Published By: Penguin
Date of Publication: September 1, 2006
Categories:Contemporary, Fiction, YA
Summary (from goodreads.com): My father took one hundred and thirty two minutes to die.
‘It happened on the Jellicoe Road. The prettiest road I’d ever seen, where trees made breezy canopies like a tunnel to Shangri-La. We were going to the ocean, hundreds of kilometres away, because I wanted to see the ocean and my father said that it was about time the four of us made that journey. I remember asking, “What’s the difference between a trip and a journey?” and my father said, “Narnie, my love, when we get there, you’ll understand,” and that was the last thing he ever said.
‘We heard her almost straight away. In the other car, wedged into ours so deep that you couldn’t tell where one began and the other ended. She told us her name was Tate and then she squeezed through the glass and the steel and climbed over her own dead – just to be with Webb and me; to give us her hand so we could clutch it with all our might. And then a kid called Fitz came riding by on a stolen bike and saved our lives.
‘Someone asked us later, “Didn’t you wonder why no one came across you sooner?”
‘Did I wonder?
‘When you see your parents zipped up in black body bags on the Jellicoe Road like they’re some kind of garbage, don’t you know?
Review: This book started out a lot like The Book Thief did for me. 75 pages into Jellicoe Road, I wasn’t convinced that it was the book for me. However, I had heard so many people tell me that it was an amazing book, their favorite even, and that they loved it. So I decided to give it a few more chapters to grab my attention.
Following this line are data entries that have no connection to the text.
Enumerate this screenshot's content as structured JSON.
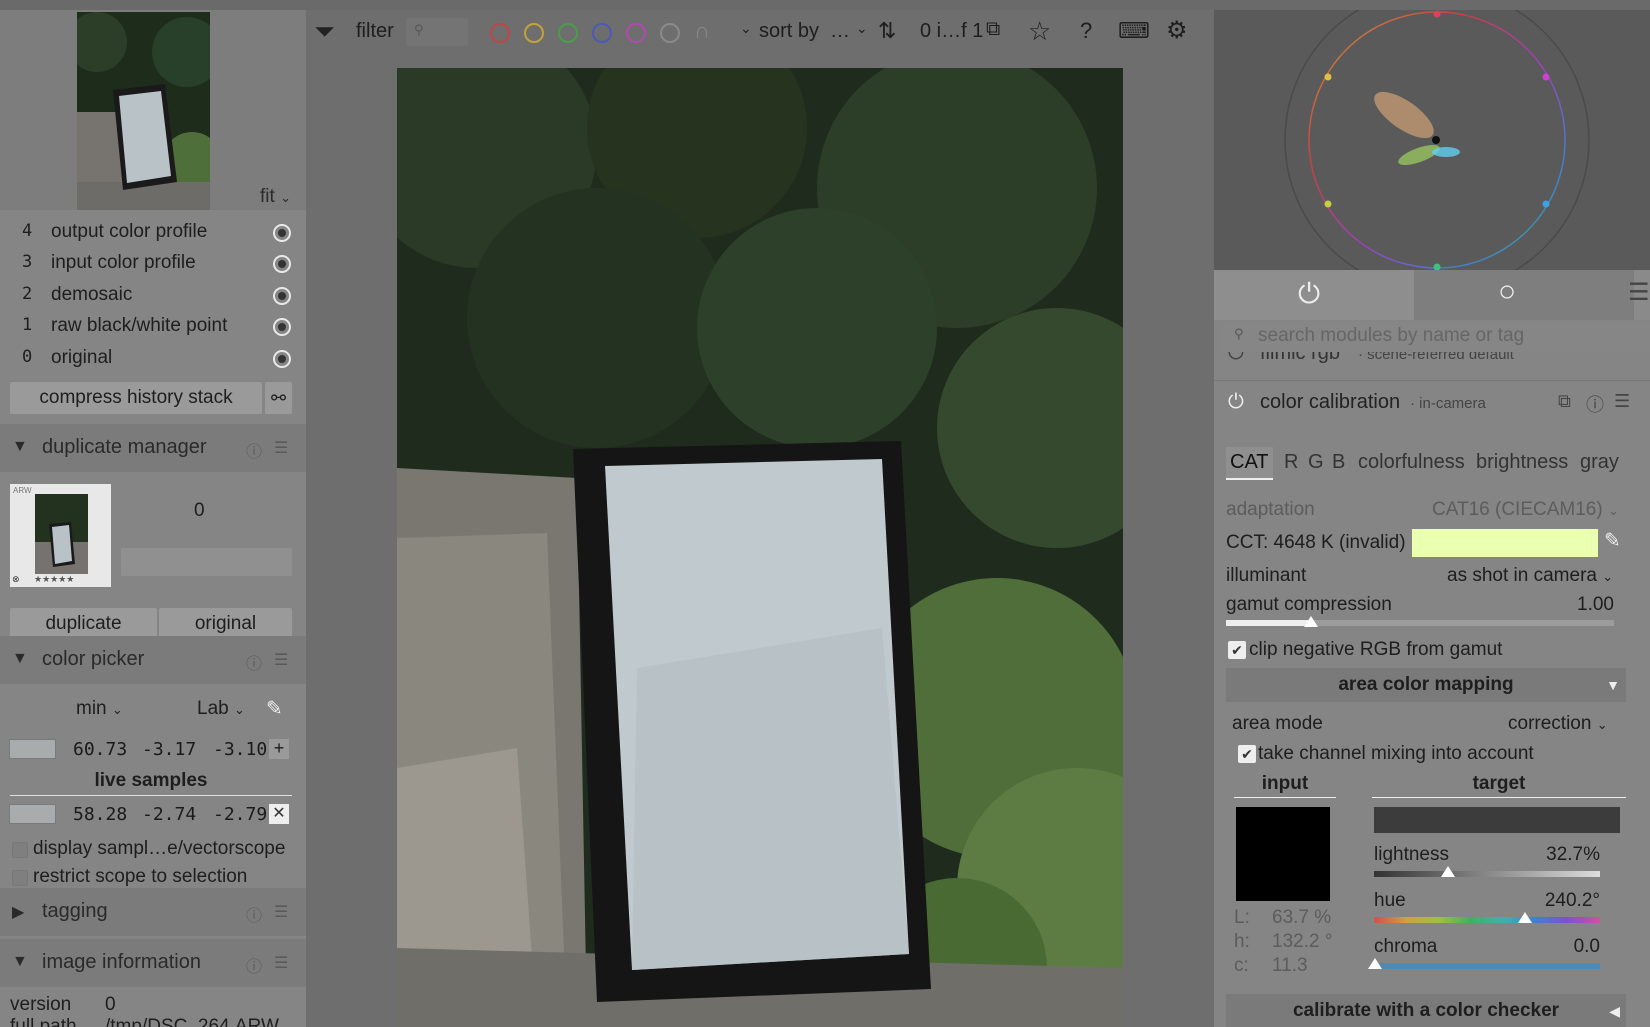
{
  "left": {
    "fit_label": "fit",
    "history": [
      {
        "n": "4",
        "label": "output color profile"
      },
      {
        "n": "3",
        "label": "input color profile"
      },
      {
        "n": "2",
        "label": "demosaic"
      },
      {
        "n": "1",
        "label": "raw black/white point"
      },
      {
        "n": "0",
        "label": "original"
      }
    ],
    "compress_button": "compress history stack",
    "duplicate_manager": {
      "title": "duplicate manager",
      "thumb_tag": "ARW",
      "count": "0",
      "duplicate_button": "duplicate",
      "original_button": "original"
    },
    "color_picker": {
      "title": "color picker",
      "mode": "min",
      "space": "Lab",
      "values": [
        "60.73",
        "-3.17",
        "-3.10"
      ],
      "live_samples_label": "live samples",
      "sample_values": [
        "58.28",
        "-2.74",
        "-2.79"
      ],
      "display_samples_label": "display sampl…e/vectorscope",
      "restrict_scope_label": "restrict scope to selection"
    },
    "tagging_title": "tagging",
    "image_information_title": "image information",
    "version_label": "version",
    "version_value": "0",
    "full_path_label": "full path",
    "full_path_value": "/tmp/DSC_264.ARW"
  },
  "topbar": {
    "filter_label": "filter",
    "sort_label": "sort by",
    "sort_value": "…",
    "count_text": "0 i…f 1",
    "color_labels": [
      "#c04545",
      "#c4a23a",
      "#4a9e4a",
      "#4a5ab8",
      "#b04ab0"
    ]
  },
  "right": {
    "search_placeholder": "search modules by name or tag",
    "filmic_title": "filmic rgb",
    "filmic_sub": "· scene-referred default",
    "cc_title": "color calibration",
    "cc_sub": "· in-camera",
    "tabs": [
      "CAT",
      "R",
      "G",
      "B",
      "colorfulness",
      "brightness",
      "gray"
    ],
    "adaptation_label": "adaptation",
    "adaptation_value": "CAT16 (CIECAM16)",
    "cct_text": "CCT: 4648 K (invalid)",
    "cct_color": "#eaffb0",
    "illuminant_label": "illuminant",
    "illuminant_value": "as shot in camera",
    "gamut_label": "gamut compression",
    "gamut_value": "1.00",
    "gamut_fraction": 0.22,
    "clip_label": "clip negative RGB from gamut",
    "area_title": "area color mapping",
    "area_mode_label": "area mode",
    "area_mode_value": "correction",
    "take_channel_label": "take channel mixing into account",
    "input_label": "input",
    "target_label": "target",
    "L_label": "L:",
    "L_value": "63.7 %",
    "h_label": "h:",
    "h_value": "132.2 °",
    "c_label": "c:",
    "c_value": "11.3",
    "lightness_label": "lightness",
    "lightness_value": "32.7%",
    "lightness_fraction": 0.327,
    "hue_label": "hue",
    "hue_value": "240.2°",
    "hue_fraction": 0.667,
    "chroma_label": "chroma",
    "chroma_value": "0.0",
    "calibrate_label": "calibrate with a color checker"
  }
}
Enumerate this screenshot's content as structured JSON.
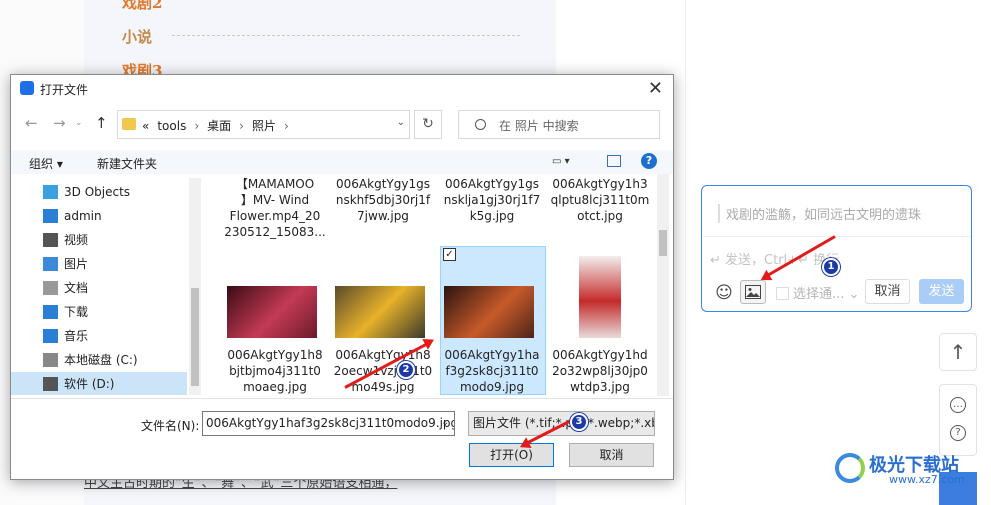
{
  "background": {
    "items": [
      {
        "label": "戏剧2",
        "color": "#e07a2a"
      },
      {
        "label": "小说",
        "color": "#c48a4a"
      },
      {
        "label": "戏剧3",
        "color": "#e07a2a"
      }
    ],
    "bottom_text": "中文主古时期的“生”、“舞”、“武”三个原始语支相通，"
  },
  "comment": {
    "quote": "戏剧的滥觞，如同远古文明的遗珠",
    "placeholder": "↵ 发送，Ctrl+↵ 换行",
    "select_label": "选择通...",
    "cancel_label": "取消",
    "send_label": "发送"
  },
  "dialog": {
    "title": "打开文件",
    "path": [
      "«",
      "tools",
      "桌面",
      "照片"
    ],
    "search_placeholder": "在 照片 中搜索",
    "toolbar": {
      "organize": "组织 ▾",
      "new_folder": "新建文件夹"
    },
    "sidebar": [
      {
        "label": "3D Objects",
        "icon": "cube-icon",
        "color": "#3aa0e0"
      },
      {
        "label": "admin",
        "icon": "monitor-icon",
        "color": "#2a7fd4"
      },
      {
        "label": "视频",
        "icon": "film-icon",
        "color": "#555"
      },
      {
        "label": "图片",
        "icon": "picture-icon",
        "color": "#3b8ad8"
      },
      {
        "label": "文档",
        "icon": "document-icon",
        "color": "#777"
      },
      {
        "label": "下载",
        "icon": "download-icon",
        "color": "#2a7fd4"
      },
      {
        "label": "音乐",
        "icon": "music-icon",
        "color": "#2a7fd4"
      },
      {
        "label": "本地磁盘 (C:)",
        "icon": "drive-icon",
        "color": "#777"
      },
      {
        "label": "软件 (D:)",
        "icon": "drive-icon",
        "color": "#555"
      }
    ],
    "files_top": [
      {
        "name": "【MAMAMOO\n】MV- Wind\nFlower.mp4_20\n230512_15083..."
      },
      {
        "name": "006AkgtYgy1gs\nnskhf5dbj30rj1f\n7jww.jpg"
      },
      {
        "name": "006AkgtYgy1gs\nnsklja1gj30rj1f7\nk5g.jpg"
      },
      {
        "name": "006AkgtYgy1h3\nqlptu8lcj311t0m\notct.jpg"
      }
    ],
    "files_bottom": [
      {
        "name": "006AkgtYgy1h8\nbjtbjmo4j311t0\nmoaeg.jpg",
        "thumb": [
          "#3a0c14",
          "#c43a55",
          "#6b1a2a"
        ]
      },
      {
        "name": "006AkgtYgy1h8\n2oecw1vzj311t0\nmo49s.jpg",
        "thumb": [
          "#5a4a2a",
          "#e8b22a",
          "#3a3a2a"
        ]
      },
      {
        "name": "006AkgtYgy1ha\nf3g2sk8cj311t0\nmodo9.jpg",
        "thumb": [
          "#2a1410",
          "#c85a2a",
          "#4a2418"
        ]
      },
      {
        "name": "006AkgtYgy1hd\n2o32wp8lj30jp0\nwtdp3.jpg",
        "thumb": [
          "#f4eeee",
          "#c42a2a",
          "#e8dada"
        ]
      }
    ],
    "filename_label": "文件名(N):",
    "filename_value": "006AkgtYgy1haf3g2sk8cj311t0modo9.jpg",
    "filetype_value": "图片文件 (*.tif;*.pjp;*.webp;*.xbm",
    "open_label": "打开(O)",
    "cancel_label": "取消"
  },
  "annotations": [
    "1",
    "2",
    "3"
  ],
  "watermark": {
    "text": "极光下载站",
    "url": "www.xz7.com"
  }
}
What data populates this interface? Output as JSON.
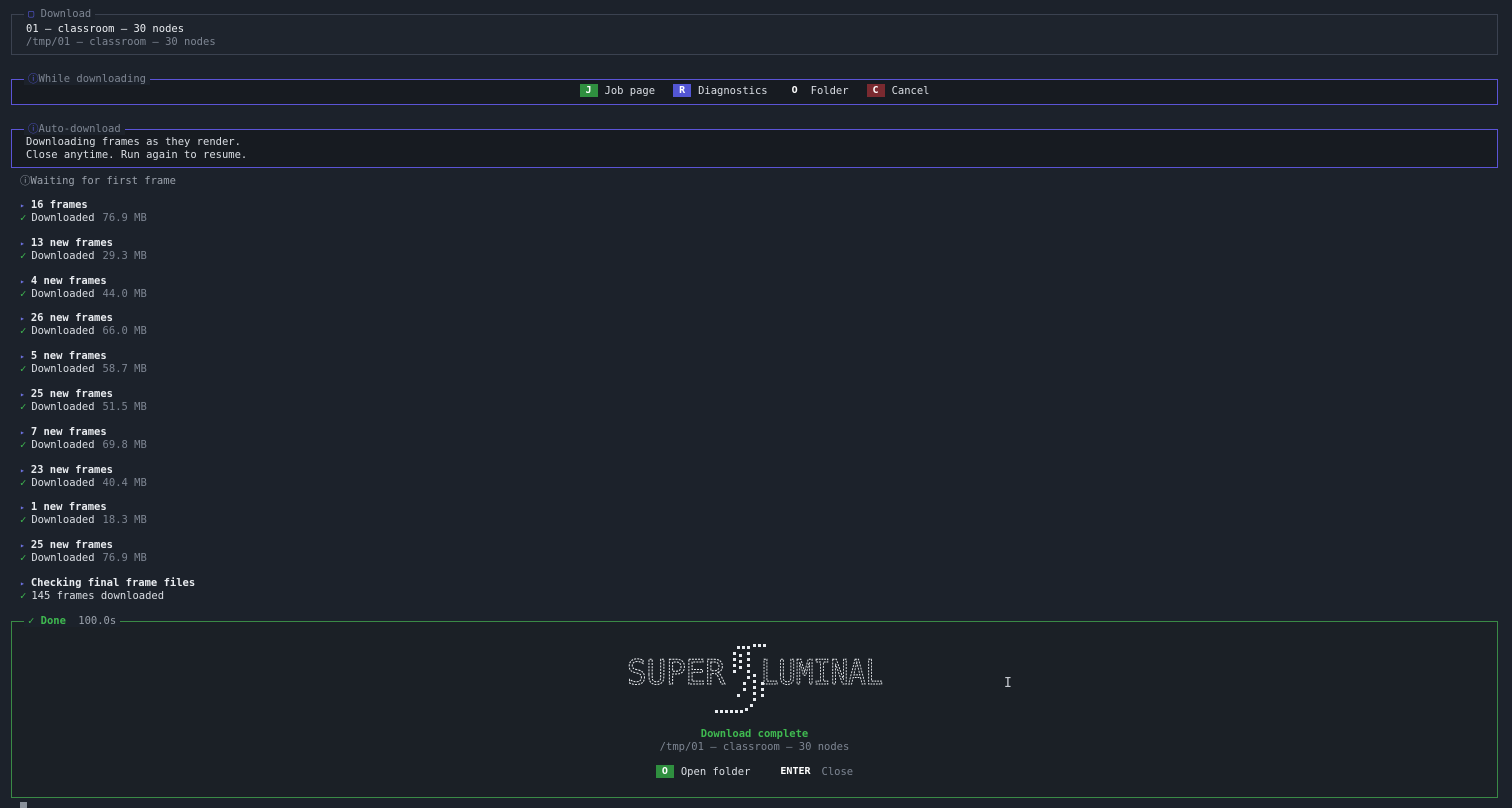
{
  "download": {
    "legend_icon": "▢",
    "legend": "Download",
    "title": "01 — classroom — 30 nodes",
    "path": "/tmp/01 — classroom — 30 nodes"
  },
  "while_downloading": {
    "legend_icon": "ⓘ",
    "legend": "While downloading",
    "actions": [
      {
        "key": "J",
        "label": "Job page",
        "color": "#2f8f3f"
      },
      {
        "key": "R",
        "label": "Diagnostics",
        "color": "#5356d4"
      },
      {
        "key": "O",
        "label": "Folder",
        "color": "transparent"
      },
      {
        "key": "C",
        "label": "Cancel",
        "color": "#7a2a30"
      }
    ]
  },
  "auto_download": {
    "legend_icon": "ⓘ",
    "legend": "Auto-download",
    "line1": "Downloading frames as they render.",
    "line2": "Close anytime. Run again to resume."
  },
  "waiting": "ⓘWaiting for first frame",
  "steps": [
    {
      "title": "16 frames",
      "status": "Downloaded",
      "size": "76.9 MB"
    },
    {
      "title": "13 new frames",
      "status": "Downloaded",
      "size": "29.3 MB"
    },
    {
      "title": "4 new frames",
      "status": "Downloaded",
      "size": "44.0 MB"
    },
    {
      "title": "26 new frames",
      "status": "Downloaded",
      "size": "66.0 MB"
    },
    {
      "title": "5 new frames",
      "status": "Downloaded",
      "size": "58.7 MB"
    },
    {
      "title": "25 new frames",
      "status": "Downloaded",
      "size": "51.5 MB"
    },
    {
      "title": "7 new frames",
      "status": "Downloaded",
      "size": "69.8 MB"
    },
    {
      "title": "23 new frames",
      "status": "Downloaded",
      "size": "40.4 MB"
    },
    {
      "title": "1 new frames",
      "status": "Downloaded",
      "size": "18.3 MB"
    },
    {
      "title": "25 new frames",
      "status": "Downloaded",
      "size": "76.9 MB"
    },
    {
      "title": "Checking final frame files",
      "status": "145 frames downloaded",
      "size": ""
    }
  ],
  "done": {
    "legend": "✓ Done",
    "time": "100.0s",
    "logo_text": "SUPER LUMINAL",
    "message": "Download complete",
    "path": "/tmp/01 — classroom — 30 nodes",
    "open_key": "O",
    "open_label": "Open folder",
    "close_key": "ENTER",
    "close_label": "Close"
  },
  "colors": {
    "accent_purple": "#5b54d6",
    "success_green": "#3fb950",
    "background": "#1c222b"
  }
}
Boy am I glad I did, just like with The Book Thief, it took me awhile to ‘get’ the writing style. Once I got it though, I thought it was amazing.
I think the big thing that threw me in the beginning was that the story switched between two storylines – two groups of teens – I had trouble keeping all the characters straight and ended up confusing myself. But about half way through I was able to keep things straight, and the confusion was definitely worth it by the time I was done reading it.
Melina Marchetta created a cast of amazing characters. Without really realizing it, I ended up pretty attached to a couple of them, specifically Taylor and Jonah. They were very real to me, and I went through all the same emotions that they did as the story progressed.
In addition to the characters, I was impressed with how the setting came alive for me. It was almost like another character. I’ve never been to Australia, but from the way Melina described the landscape, I felt like I was actually there. Because so much of the story takes place outside, being able to imagine myself outside with the characters made such a difference in how much I enjoyed reading it.
Not that this has anything to do with the actual book, but when I borrowed it from the library it was categorized as science fiction. Nothing that I had read about it indicated that it was anything other than contemporary, so I was a little confused to say the least – I kept waiting for a time machine, or aliens, or something to explain why it had a science fiction sticker on it. But, needless to say, I think it was just mislabeled. So maybe that accounts for at least a little bit of my confusion in the beginning.
If you’re looking for a great read about characters that you’ll remember long after you’re finished reading it, not ot mention that amazing setting, I would definitely recommend Jellicoe Road.
Disclosure: I borrowed this book from the library.